━━ Data supplied ━━

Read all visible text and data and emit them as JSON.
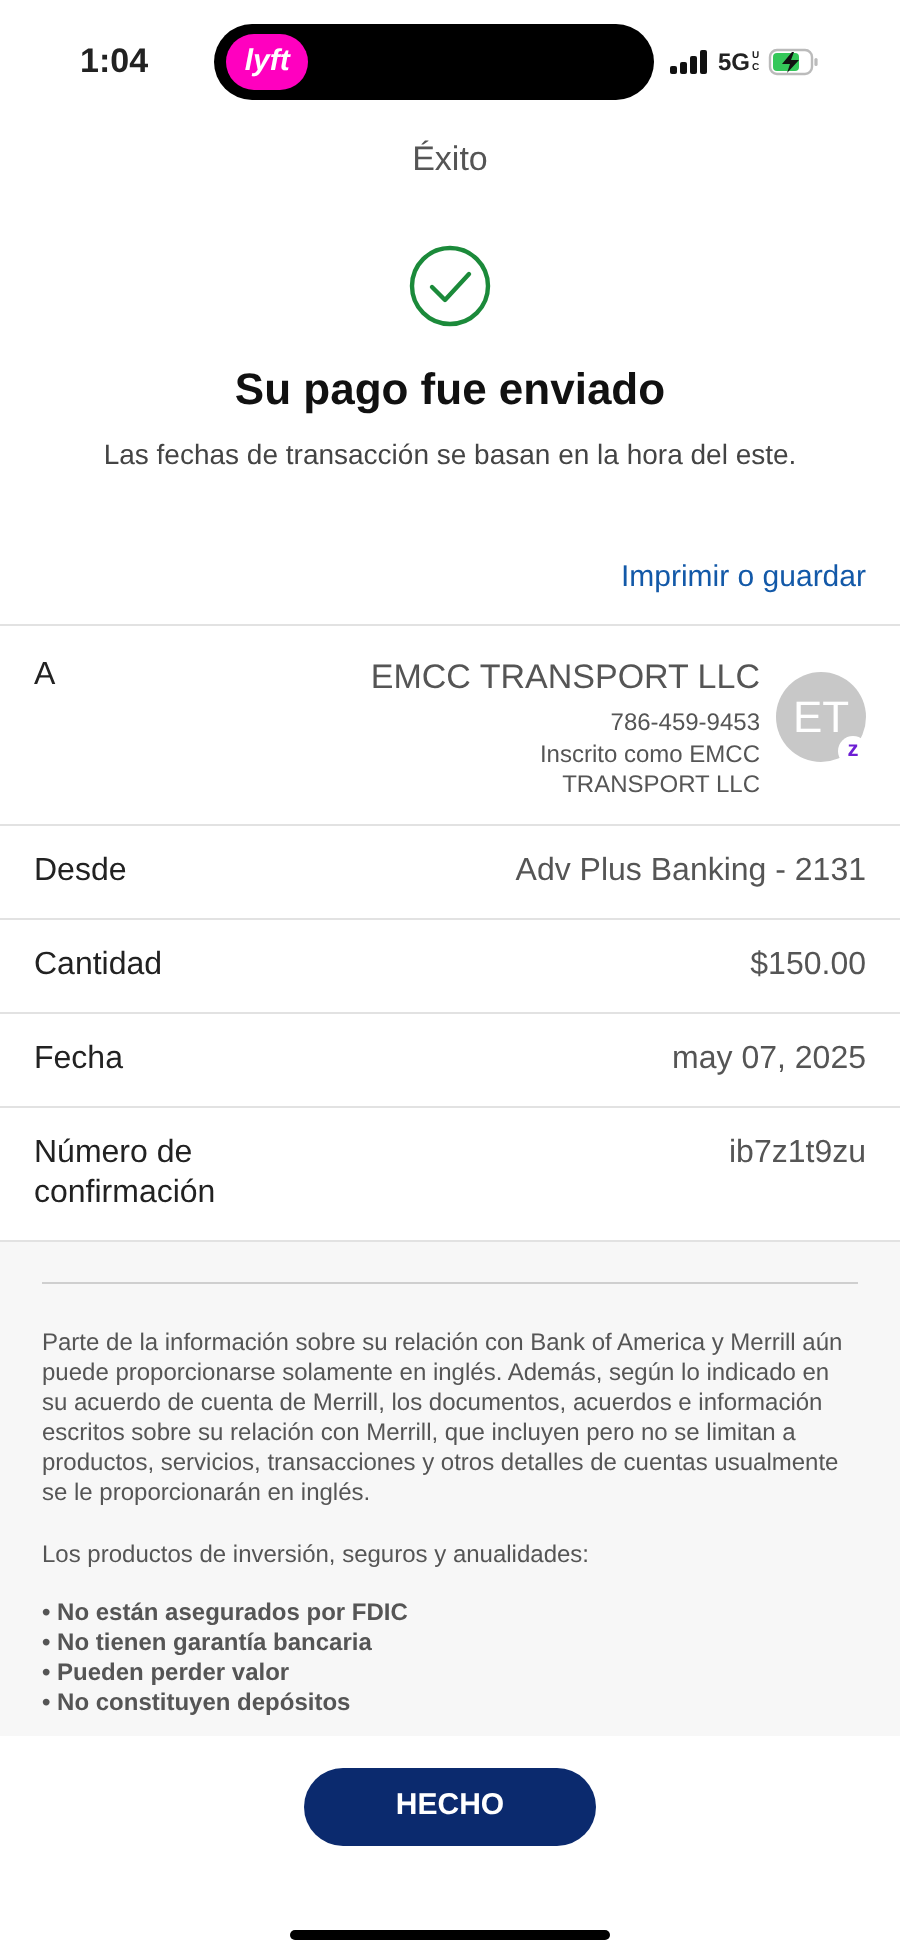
{
  "status_bar": {
    "time": "1:04",
    "app_badge": "lyft",
    "network": "5G",
    "network_suffix": "UC",
    "charging": true
  },
  "header": {
    "title": "Éxito"
  },
  "confirmation": {
    "title": "Su pago fue enviado",
    "subtitle": "Las fechas de transacción se basan en la hora del este.",
    "print_link": "Imprimir o guardar"
  },
  "recipient": {
    "label": "A",
    "name": "EMCC TRANSPORT LLC",
    "phone": "786-459-9453",
    "enrolled_as": "Inscrito como EMCC TRANSPORT LLC",
    "initials": "ET",
    "badge": "z"
  },
  "details": [
    {
      "label": "Desde",
      "value": "Adv Plus Banking - 2131"
    },
    {
      "label": "Cantidad",
      "value": "$150.00"
    },
    {
      "label": "Fecha",
      "value": "may 07, 2025"
    },
    {
      "label": "Número de confirmación",
      "value": "ib7z1t9zu"
    }
  ],
  "disclaimer": {
    "paragraph": "Parte de la información sobre su relación con Bank of America y Merrill aún puede proporcionarse solamente en inglés. Además, según lo indicado en su acuerdo de cuenta de Merrill, los documentos, acuerdos e información escritos sobre su relación con Merrill, que incluyen pero no se limitan a productos, servicios, transacciones y otros detalles de cuentas usualmente se le proporcionarán en inglés.",
    "intro": "Los productos de inversión, seguros y anualidades:",
    "bullets": [
      "• No están asegurados por FDIC",
      "• No tienen garantía bancaria",
      "• Pueden perder valor",
      "• No constituyen depósitos"
    ]
  },
  "done_button": "HECHO"
}
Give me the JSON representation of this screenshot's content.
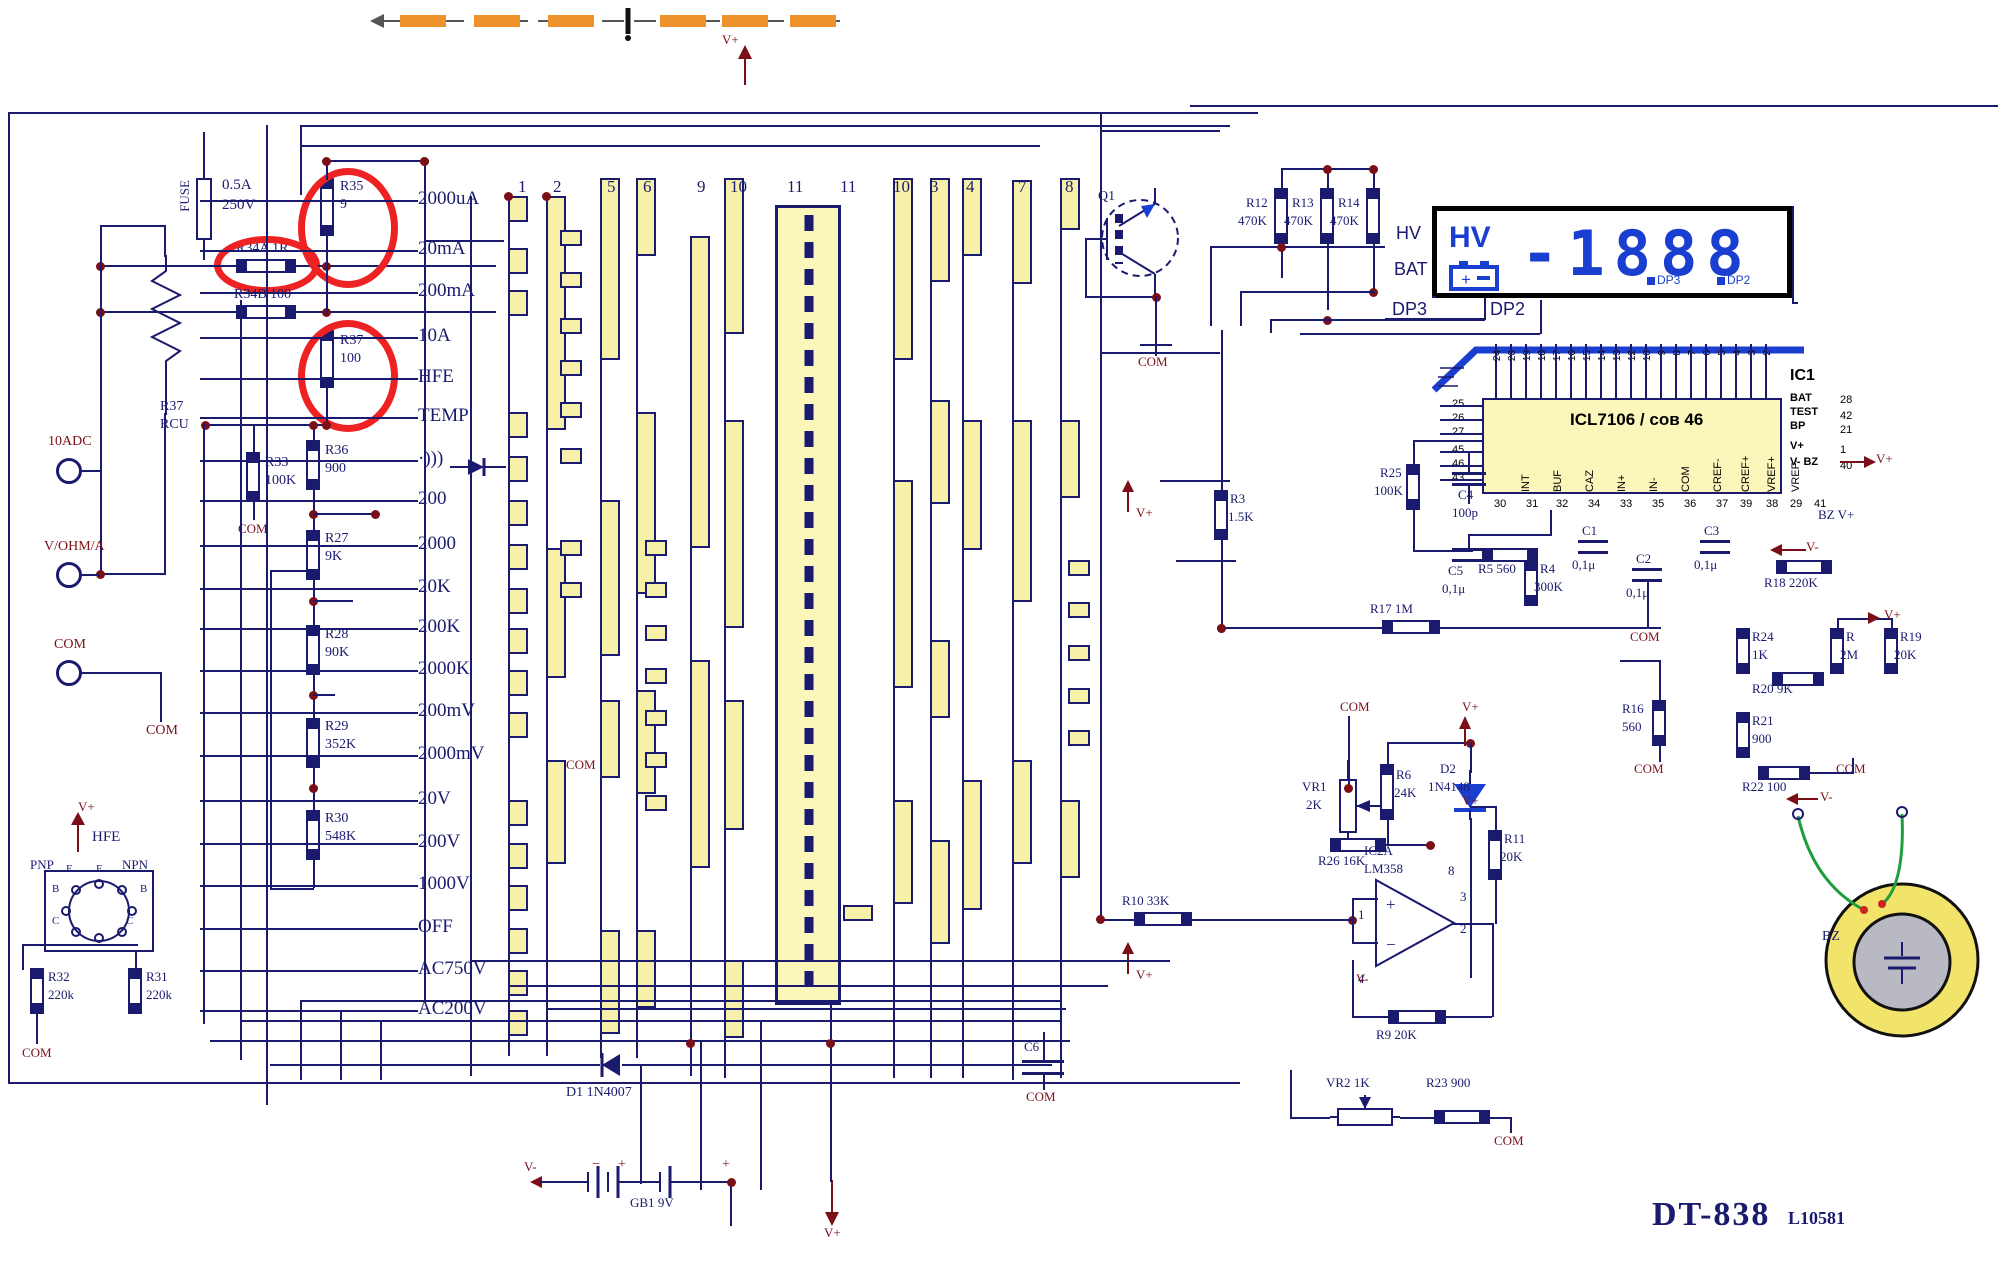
{
  "doc": {
    "title": "DT-838",
    "code": "L10581",
    "kind": "multimeter-schematic"
  },
  "top_strip": {
    "arrow": "←",
    "segments": 7
  },
  "mode_labels": [
    "2000uA",
    "20mA",
    "200mA",
    "10A",
    "HFE",
    "TEMP",
    "·)))",
    "200",
    "2000",
    "20K",
    "200K",
    "2000K",
    "200mV",
    "2000mV",
    "20V",
    "200V",
    "1000V",
    "OFF",
    "AC750V",
    "AC200V"
  ],
  "switch_columns": [
    "1",
    "2",
    "5",
    "6",
    "9",
    "10",
    "11",
    "11",
    "10",
    "3",
    "4",
    "7",
    "8"
  ],
  "input_jacks": [
    {
      "label": "10ADC"
    },
    {
      "label": "V/OHM/A"
    },
    {
      "label": "COM"
    }
  ],
  "fuse": {
    "ref": "FUSE",
    "value": "0.5A\n250V",
    "line1": "0.5A",
    "line2": "250V"
  },
  "resistors": [
    {
      "ref": "R34A",
      "value": "1R",
      "text": "R34A 1R",
      "highlight": true
    },
    {
      "ref": "R34B",
      "value": "100",
      "text": "R34B 100",
      "highlight": false
    },
    {
      "ref": "R35",
      "value": "9",
      "text": "R35",
      "val2": "9",
      "highlight": true
    },
    {
      "ref": "R37",
      "value": "100",
      "text": "R37",
      "val2": "100",
      "highlight": true
    },
    {
      "ref": "R37",
      "value": "RCU",
      "text": "R37",
      "val2": "RCU",
      "highlight": false
    },
    {
      "ref": "R33",
      "value": "100K",
      "text": "R33",
      "val2": "100K"
    },
    {
      "ref": "R36",
      "value": "900",
      "text": "R36",
      "val2": "900"
    },
    {
      "ref": "R27",
      "value": "9K",
      "text": "R27",
      "val2": "9K"
    },
    {
      "ref": "R28",
      "value": "90K",
      "text": "R28",
      "val2": "90K"
    },
    {
      "ref": "R29",
      "value": "352K",
      "text": "R29",
      "val2": "352K"
    },
    {
      "ref": "R30",
      "value": "548K",
      "text": "R30",
      "val2": "548K"
    },
    {
      "ref": "R32",
      "value": "220k",
      "text": "R32",
      "val2": "220k"
    },
    {
      "ref": "R31",
      "value": "220k",
      "text": "R31",
      "val2": "220k"
    },
    {
      "ref": "R3",
      "value": "1.5K",
      "text": "R3",
      "val2": "1.5K"
    },
    {
      "ref": "R12",
      "value": "470K",
      "text": "R12",
      "val2": "470K"
    },
    {
      "ref": "R13",
      "value": "470K",
      "text": "R13",
      "val2": "470K"
    },
    {
      "ref": "R14",
      "value": "470K",
      "text": "R14",
      "val2": "470K"
    },
    {
      "ref": "R25",
      "value": "100K",
      "text": "R25",
      "val2": "100K"
    },
    {
      "ref": "R5",
      "value": "560",
      "text": "R5 560"
    },
    {
      "ref": "R4",
      "value": "300K",
      "text": "R4",
      "val2": "300K"
    },
    {
      "ref": "R17",
      "value": "1M",
      "text": "R17 1M"
    },
    {
      "ref": "R16",
      "value": "560",
      "text": "R16",
      "val2": "560"
    },
    {
      "ref": "R18",
      "value": "220K",
      "text": "R18 220K"
    },
    {
      "ref": "R24",
      "value": "1K",
      "text": "R24",
      "val2": "1K"
    },
    {
      "ref": "R20",
      "value": "9K",
      "text": "R20 9K"
    },
    {
      "ref": "R21",
      "value": "900",
      "text": "R21",
      "val2": "900"
    },
    {
      "ref": "R22",
      "value": "100",
      "text": "R22 100"
    },
    {
      "ref": "R",
      "value": "2M",
      "text": "R",
      "val2": "2M"
    },
    {
      "ref": "R19",
      "value": "20K",
      "text": "R19",
      "val2": "20K"
    },
    {
      "ref": "R6",
      "value": "24K",
      "text": "R6",
      "val2": "24K"
    },
    {
      "ref": "R26",
      "value": "16K",
      "text": "R26 16K"
    },
    {
      "ref": "R11",
      "value": "20K",
      "text": "R11",
      "val2": "20K"
    },
    {
      "ref": "R10",
      "value": "33K",
      "text": "R10 33K"
    },
    {
      "ref": "R9",
      "value": "20K",
      "text": "R9 20K"
    },
    {
      "ref": "R23",
      "value": "900",
      "text": "R23 900"
    }
  ],
  "capacitors": [
    {
      "ref": "C4",
      "value": "100p"
    },
    {
      "ref": "C1",
      "value": "0,1μ"
    },
    {
      "ref": "C2",
      "value": "0,1μ"
    },
    {
      "ref": "C3",
      "value": "0,1μ"
    },
    {
      "ref": "C5",
      "value": "0,1μ"
    },
    {
      "ref": "C6",
      "value": ""
    }
  ],
  "pots": [
    {
      "ref": "VR1",
      "value": "2K"
    },
    {
      "ref": "VR2",
      "value": "1K"
    }
  ],
  "semis": [
    {
      "ref": "Q1",
      "value": ""
    },
    {
      "ref": "D1",
      "value": "1N4007"
    },
    {
      "ref": "D2",
      "value": "1N4148"
    },
    {
      "ref": "IC2A",
      "value": "LM358"
    }
  ],
  "ic1": {
    "ref": "IC1",
    "name": "ICL7106 / сов 46",
    "pin_names": [
      "INT",
      "BUF",
      "CAZ",
      "IN+",
      "IN-",
      "COM",
      "CREF-",
      "CREF+",
      "VREF+",
      "VREF-"
    ],
    "left_pins": [
      "25",
      "26",
      "27",
      "45",
      "46",
      "43"
    ],
    "right_pins": [
      "28",
      "42",
      "21",
      "1",
      "40"
    ],
    "right_names": [
      "BAT",
      "TEST",
      "BP",
      "V+",
      "V- BZ"
    ],
    "bottom_pins": [
      "30",
      "31",
      "32",
      "34",
      "33",
      "35",
      "36",
      "37",
      "39",
      "38",
      "29",
      "41"
    ],
    "top_pins": [
      "24",
      "20",
      "19",
      "18",
      "17",
      "16",
      "15",
      "14",
      "13",
      "12",
      "10",
      "9",
      "8",
      "7",
      "6",
      "5",
      "4",
      "3",
      "2"
    ]
  },
  "lcd": {
    "hv": "HV",
    "bat_icon": "battery-icon",
    "digits": "-1888",
    "dp_labels": [
      "DP3",
      "DP2"
    ],
    "left_pins": [
      "HV",
      "BAT",
      "DP3"
    ],
    "dp2": "DP2"
  },
  "hfe": {
    "title": "HFE",
    "pnp": "PNP",
    "npn": "NPN",
    "pins": [
      "E",
      "B",
      "C",
      "E",
      "E",
      "B",
      "C",
      "E"
    ],
    "vplus": "V+"
  },
  "battery": {
    "ref": "GB1",
    "value": "9V",
    "minus": "V-",
    "plus": "V+"
  },
  "buzzer": {
    "ref": "BZ",
    "vminus": "V-"
  },
  "nets": {
    "vplus": "V+",
    "vminus": "V-",
    "com": "COM",
    "bzvplus": "BZ V+"
  },
  "opamp": {
    "ref": "IC2A",
    "part": "LM358",
    "pins": [
      "8",
      "3",
      "2",
      "1",
      "4"
    ]
  }
}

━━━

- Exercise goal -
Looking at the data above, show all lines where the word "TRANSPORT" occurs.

- Response to this task -
    "name": "EMCC TRANSPORT LLC",
    "enrolled_as": "Inscrito como EMCC TRANSPORT LLC",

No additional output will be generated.